**Assignment:**
Report all lines of the records that contain "icon".

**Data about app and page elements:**

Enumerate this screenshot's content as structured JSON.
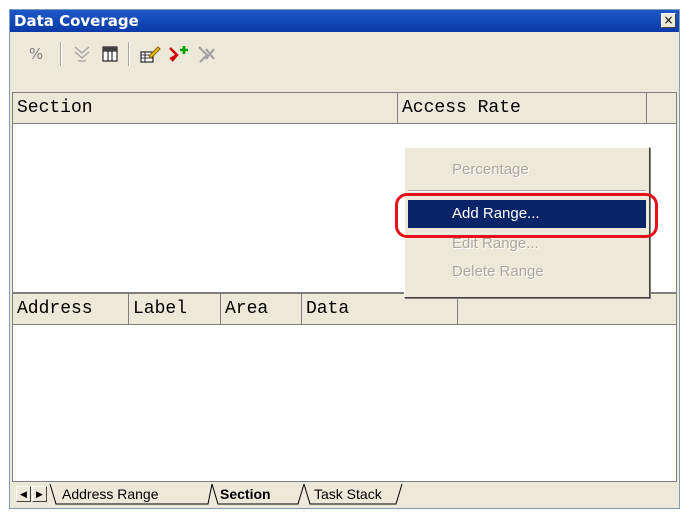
{
  "window": {
    "title": "Data Coverage",
    "close_glyph": "×"
  },
  "toolbar": {
    "percent_label": "%",
    "buttons": [
      "percent-icon",
      "range-icon",
      "table-icon",
      "edit-icon",
      "add-icon",
      "delete-icon"
    ]
  },
  "section_table": {
    "columns": [
      "Section",
      "Access Rate"
    ]
  },
  "detail_table": {
    "columns": [
      "Address",
      "Label",
      "Area",
      "Data"
    ]
  },
  "tabs": {
    "items": [
      "Address Range",
      "Section",
      "Task Stack"
    ],
    "active": "Section"
  },
  "context_menu": {
    "items": [
      {
        "label": "Percentage",
        "state": "disabled"
      },
      {
        "label": "Add Range...",
        "state": "active"
      },
      {
        "label": "Edit Range...",
        "state": "disabled"
      },
      {
        "label": "Delete Range",
        "state": "disabled"
      }
    ]
  },
  "colors": {
    "title_bar": "#0a3aa8",
    "menu_highlight": "#0a246a",
    "annotation": "#e8101a"
  }
}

**Answer to this exercise:**
      "percent-icon",
      "range-icon",
      "table-icon",
      "edit-icon",
      "add-icon",
      "delete-icon"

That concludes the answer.